━━ Dataset excerpts ━━
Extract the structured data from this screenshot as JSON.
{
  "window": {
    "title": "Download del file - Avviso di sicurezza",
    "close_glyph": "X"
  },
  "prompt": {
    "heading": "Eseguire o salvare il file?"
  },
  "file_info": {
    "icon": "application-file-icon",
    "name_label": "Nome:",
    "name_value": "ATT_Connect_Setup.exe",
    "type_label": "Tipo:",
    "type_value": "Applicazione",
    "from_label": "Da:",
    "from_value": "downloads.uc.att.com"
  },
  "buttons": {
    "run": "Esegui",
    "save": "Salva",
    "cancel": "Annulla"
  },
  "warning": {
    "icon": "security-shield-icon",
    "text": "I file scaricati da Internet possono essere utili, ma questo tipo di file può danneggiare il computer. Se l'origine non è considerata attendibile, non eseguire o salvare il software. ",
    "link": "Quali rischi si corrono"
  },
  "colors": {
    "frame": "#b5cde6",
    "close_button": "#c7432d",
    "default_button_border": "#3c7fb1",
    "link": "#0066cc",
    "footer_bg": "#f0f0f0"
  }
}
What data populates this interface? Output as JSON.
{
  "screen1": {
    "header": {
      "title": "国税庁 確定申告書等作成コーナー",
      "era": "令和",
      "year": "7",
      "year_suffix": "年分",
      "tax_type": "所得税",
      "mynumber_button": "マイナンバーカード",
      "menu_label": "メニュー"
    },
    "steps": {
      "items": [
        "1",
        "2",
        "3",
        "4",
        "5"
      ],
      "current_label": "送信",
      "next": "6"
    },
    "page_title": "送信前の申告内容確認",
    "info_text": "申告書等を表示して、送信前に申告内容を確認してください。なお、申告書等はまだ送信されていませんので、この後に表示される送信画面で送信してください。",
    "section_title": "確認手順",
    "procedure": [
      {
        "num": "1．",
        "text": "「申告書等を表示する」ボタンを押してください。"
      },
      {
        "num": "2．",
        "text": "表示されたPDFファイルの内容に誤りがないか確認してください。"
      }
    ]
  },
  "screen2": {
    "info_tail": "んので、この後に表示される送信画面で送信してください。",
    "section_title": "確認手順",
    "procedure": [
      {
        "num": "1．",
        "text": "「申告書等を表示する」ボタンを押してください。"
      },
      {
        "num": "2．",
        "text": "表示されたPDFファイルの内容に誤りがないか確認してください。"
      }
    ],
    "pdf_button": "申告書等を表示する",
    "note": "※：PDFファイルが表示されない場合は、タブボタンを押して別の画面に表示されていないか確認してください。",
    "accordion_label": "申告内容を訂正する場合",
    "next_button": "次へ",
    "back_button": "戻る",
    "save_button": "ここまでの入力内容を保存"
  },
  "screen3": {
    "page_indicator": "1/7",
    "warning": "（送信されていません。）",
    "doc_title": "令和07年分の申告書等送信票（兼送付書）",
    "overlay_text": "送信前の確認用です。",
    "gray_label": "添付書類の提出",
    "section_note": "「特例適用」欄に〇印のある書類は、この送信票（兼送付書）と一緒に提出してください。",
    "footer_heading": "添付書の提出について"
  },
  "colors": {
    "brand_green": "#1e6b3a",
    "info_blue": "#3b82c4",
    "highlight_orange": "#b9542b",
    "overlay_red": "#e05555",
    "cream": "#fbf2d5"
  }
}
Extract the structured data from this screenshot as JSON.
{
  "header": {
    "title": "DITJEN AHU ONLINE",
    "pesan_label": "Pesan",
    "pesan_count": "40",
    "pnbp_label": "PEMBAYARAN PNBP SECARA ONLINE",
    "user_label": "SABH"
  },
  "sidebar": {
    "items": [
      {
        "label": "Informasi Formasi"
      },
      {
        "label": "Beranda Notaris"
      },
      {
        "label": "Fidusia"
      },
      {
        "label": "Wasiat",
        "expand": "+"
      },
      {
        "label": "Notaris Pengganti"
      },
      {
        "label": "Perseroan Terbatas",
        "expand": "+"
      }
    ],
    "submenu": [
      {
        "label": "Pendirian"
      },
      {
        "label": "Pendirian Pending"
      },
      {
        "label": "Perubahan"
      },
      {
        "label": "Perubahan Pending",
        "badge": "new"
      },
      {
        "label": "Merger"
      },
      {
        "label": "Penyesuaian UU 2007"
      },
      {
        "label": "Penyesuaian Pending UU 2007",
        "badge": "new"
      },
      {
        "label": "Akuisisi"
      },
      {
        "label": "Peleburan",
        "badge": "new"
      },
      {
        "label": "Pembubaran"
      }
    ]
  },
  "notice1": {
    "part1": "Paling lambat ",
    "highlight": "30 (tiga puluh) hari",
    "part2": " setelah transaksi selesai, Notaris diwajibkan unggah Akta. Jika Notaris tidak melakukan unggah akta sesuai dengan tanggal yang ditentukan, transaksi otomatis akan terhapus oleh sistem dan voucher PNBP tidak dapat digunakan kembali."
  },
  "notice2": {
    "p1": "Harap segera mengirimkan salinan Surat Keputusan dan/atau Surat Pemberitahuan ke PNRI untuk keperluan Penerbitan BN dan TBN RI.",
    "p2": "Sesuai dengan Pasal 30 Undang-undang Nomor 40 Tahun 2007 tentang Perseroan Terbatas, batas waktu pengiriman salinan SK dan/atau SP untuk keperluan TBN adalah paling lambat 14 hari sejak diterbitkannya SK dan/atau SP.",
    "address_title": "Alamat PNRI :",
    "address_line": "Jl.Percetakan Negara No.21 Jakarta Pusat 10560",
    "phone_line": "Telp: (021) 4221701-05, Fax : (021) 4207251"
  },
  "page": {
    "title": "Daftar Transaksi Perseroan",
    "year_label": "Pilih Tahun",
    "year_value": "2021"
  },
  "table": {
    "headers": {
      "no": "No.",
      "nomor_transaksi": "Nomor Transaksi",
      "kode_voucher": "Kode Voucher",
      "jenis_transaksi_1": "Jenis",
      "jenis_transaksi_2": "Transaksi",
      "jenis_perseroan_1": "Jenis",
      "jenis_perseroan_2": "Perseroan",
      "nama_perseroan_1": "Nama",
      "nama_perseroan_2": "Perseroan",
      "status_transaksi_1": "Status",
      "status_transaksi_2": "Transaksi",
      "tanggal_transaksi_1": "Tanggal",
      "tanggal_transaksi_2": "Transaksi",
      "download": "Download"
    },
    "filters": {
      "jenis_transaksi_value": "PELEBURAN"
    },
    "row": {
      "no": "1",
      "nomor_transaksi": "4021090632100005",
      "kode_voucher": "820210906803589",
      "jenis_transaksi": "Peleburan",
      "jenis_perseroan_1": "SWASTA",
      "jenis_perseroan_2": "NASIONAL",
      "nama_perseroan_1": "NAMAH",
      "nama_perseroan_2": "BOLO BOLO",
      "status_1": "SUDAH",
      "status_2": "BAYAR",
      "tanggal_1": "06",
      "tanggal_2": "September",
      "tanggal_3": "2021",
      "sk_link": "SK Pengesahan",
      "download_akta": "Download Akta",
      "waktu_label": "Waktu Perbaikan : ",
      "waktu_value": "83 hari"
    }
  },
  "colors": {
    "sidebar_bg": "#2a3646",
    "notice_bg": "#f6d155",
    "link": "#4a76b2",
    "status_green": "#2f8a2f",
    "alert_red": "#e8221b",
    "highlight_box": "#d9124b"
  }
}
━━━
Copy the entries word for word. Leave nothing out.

Expected output:
Extract the structured data from this screenshot as JSON.
{
  "window": {
    "title": "Download del file - Avviso di sicurezza",
    "close_glyph": "X"
  },
  "prompt": {
    "heading": "Eseguire o salvare il file?"
  },
  "file_info": {
    "icon": "application-file-icon",
    "name_label": "Nome:",
    "name_value": "ATT_Connect_Setup.exe",
    "type_label": "Tipo:",
    "type_value": "Applicazione",
    "from_label": "Da:",
    "from_value": "downloads.uc.att.com"
  },
  "buttons": {
    "run": "Esegui",
    "save": "Salva",
    "cancel": "Annulla"
  },
  "warning": {
    "icon": "security-shield-icon",
    "text": "I file scaricati da Internet possono essere utili, ma questo tipo di file può danneggiare il computer. Se l'origine non è considerata attendibile, non eseguire o salvare il software. ",
    "link": "Quali rischi si corrono"
  },
  "colors": {
    "frame": "#b5cde6",
    "close_button": "#c7432d",
    "default_button_border": "#3c7fb1",
    "link": "#0066cc",
    "footer_bg": "#f0f0f0"
  }
}
What data populates this interface? Output as JSON.
{
  "screen1": {
    "header": {
      "title": "国税庁 確定申告書等作成コーナー",
      "era": "令和",
      "year": "7",
      "year_suffix": "年分",
      "tax_type": "所得税",
      "mynumber_button": "マイナンバーカード",
      "menu_label": "メニュー"
    },
    "steps": {
      "items": [
        "1",
        "2",
        "3",
        "4",
        "5"
      ],
      "current_label": "送信",
      "next": "6"
    },
    "page_title": "送信前の申告内容確認",
    "info_text": "申告書等を表示して、送信前に申告内容を確認してください。なお、申告書等はまだ送信されていませんので、この後に表示される送信画面で送信してください。",
    "section_title": "確認手順",
    "procedure": [
      {
        "num": "1．",
        "text": "「申告書等を表示する」ボタンを押してください。"
      },
      {
        "num": "2．",
        "text": "表示されたPDFファイルの内容に誤りがないか確認してください。"
      }
    ]
  },
  "screen2": {
    "info_tail": "んので、この後に表示される送信画面で送信してください。",
    "section_title": "確認手順",
    "procedure": [
      {
        "num": "1．",
        "text": "「申告書等を表示する」ボタンを押してください。"
      },
      {
        "num": "2．",
        "text": "表示されたPDFファイルの内容に誤りがないか確認してください。"
      }
    ],
    "pdf_button": "申告書等を表示する",
    "note": "※：PDFファイルが表示されない場合は、タブボタンを押して別の画面に表示されていないか確認してください。",
    "accordion_label": "申告内容を訂正する場合",
    "next_button": "次へ",
    "back_button": "戻る",
    "save_button": "ここまでの入力内容を保存"
  },
  "screen3": {
    "page_indicator": "1/7",
    "warning": "（送信されていません。）",
    "doc_title": "令和07年分の申告書等送信票（兼送付書）",
    "overlay_text": "送信前の確認用です。",
    "gray_label": "添付書類の提出",
    "section_note": "「特例適用」欄に〇印のある書類は、この送信票（兼送付書）と一緒に提出してください。",
    "footer_heading": "添付書の提出について"
  },
  "colors": {
    "brand_green": "#1e6b3a",
    "info_blue": "#3b82c4",
    "highlight_orange": "#b9542b",
    "overlay_red": "#e05555",
    "cream": "#fbf2d5"
  }
}
Extract the structured data from this screenshot as JSON.
{
  "header": {
    "title": "DITJEN AHU ONLINE",
    "pesan_label": "Pesan",
    "pesan_count": "40",
    "pnbp_label": "PEMBAYARAN PNBP SECARA ONLINE",
    "user_label": "SABH"
  },
  "sidebar": {
    "items": [
      {
        "label": "Informasi Formasi"
      },
      {
        "label": "Beranda Notaris"
      },
      {
        "label": "Fidusia"
      },
      {
        "label": "Wasiat",
        "expand": "+"
      },
      {
        "label": "Notaris Pengganti"
      },
      {
        "label": "Perseroan Terbatas",
        "expand": "+"
      }
    ],
    "submenu": [
      {
        "label": "Pendirian"
      },
      {
        "label": "Pendirian Pending"
      },
      {
        "label": "Perubahan"
      },
      {
        "label": "Perubahan Pending",
        "badge": "new"
      },
      {
        "label": "Merger"
      },
      {
        "label": "Penyesuaian UU 2007"
      },
      {
        "label": "Penyesuaian Pending UU 2007",
        "badge": "new"
      },
      {
        "label": "Akuisisi"
      },
      {
        "label": "Peleburan",
        "badge": "new"
      },
      {
        "label": "Pembubaran"
      }
    ]
  },
  "notice1": {
    "part1": "Paling lambat ",
    "highlight": "30 (tiga puluh) hari",
    "part2": " setelah transaksi selesai, Notaris diwajibkan unggah Akta. Jika Notaris tidak melakukan unggah akta sesuai dengan tanggal yang ditentukan, transaksi otomatis akan terhapus oleh sistem dan voucher PNBP tidak dapat digunakan kembali."
  },
  "notice2": {
    "p1": "Harap segera mengirimkan salinan Surat Keputusan dan/atau Surat Pemberitahuan ke PNRI untuk keperluan Penerbitan BN dan TBN RI.",
    "p2": "Sesuai dengan Pasal 30 Undang-undang Nomor 40 Tahun 2007 tentang Perseroan Terbatas, batas waktu pengiriman salinan SK dan/atau SP untuk keperluan TBN adalah paling lambat 14 hari sejak diterbitkannya SK dan/atau SP.",
    "address_title": "Alamat PNRI :",
    "address_line": "Jl.Percetakan Negara No.21 Jakarta Pusat 10560",
    "phone_line": "Telp: (021) 4221701-05, Fax : (021) 4207251"
  },
  "page": {
    "title": "Daftar Transaksi Perseroan",
    "year_label": "Pilih Tahun",
    "year_value": "2021"
  },
  "table": {
    "headers": {
      "no": "No.",
      "nomor_transaksi": "Nomor Transaksi",
      "kode_voucher": "Kode Voucher",
      "jenis_transaksi_1": "Jenis",
      "jenis_transaksi_2": "Transaksi",
      "jenis_perseroan_1": "Jenis",
      "jenis_perseroan_2": "Perseroan",
      "nama_perseroan_1": "Nama",
      "nama_perseroan_2": "Perseroan",
      "status_transaksi_1": "Status",
      "status_transaksi_2": "Transaksi",
      "tanggal_transaksi_1": "Tanggal",
      "tanggal_transaksi_2": "Transaksi",
      "download": "Download"
    },
    "filters": {
      "jenis_transaksi_value": "PELEBURAN"
    },
    "row": {
      "no": "1",
      "nomor_transaksi": "4021090632100005",
      "kode_voucher": "820210906803589",
      "jenis_transaksi": "Peleburan",
      "jenis_perseroan_1": "SWASTA",
      "jenis_perseroan_2": "NASIONAL",
      "nama_perseroan_1": "NAMAH",
      "nama_perseroan_2": "BOLO BOLO",
      "status_1": "SUDAH",
      "status_2": "BAYAR",
      "tanggal_1": "06",
      "tanggal_2": "September",
      "tanggal_3": "2021",
      "sk_link": "SK Pengesahan",
      "download_akta": "Download Akta",
      "waktu_label": "Waktu Perbaikan : ",
      "waktu_value": "83 hari"
    }
  },
  "colors": {
    "sidebar_bg": "#2a3646",
    "notice_bg": "#f6d155",
    "link": "#4a76b2",
    "status_green": "#2f8a2f",
    "alert_red": "#e8221b",
    "highlight_box": "#d9124b"
  }
}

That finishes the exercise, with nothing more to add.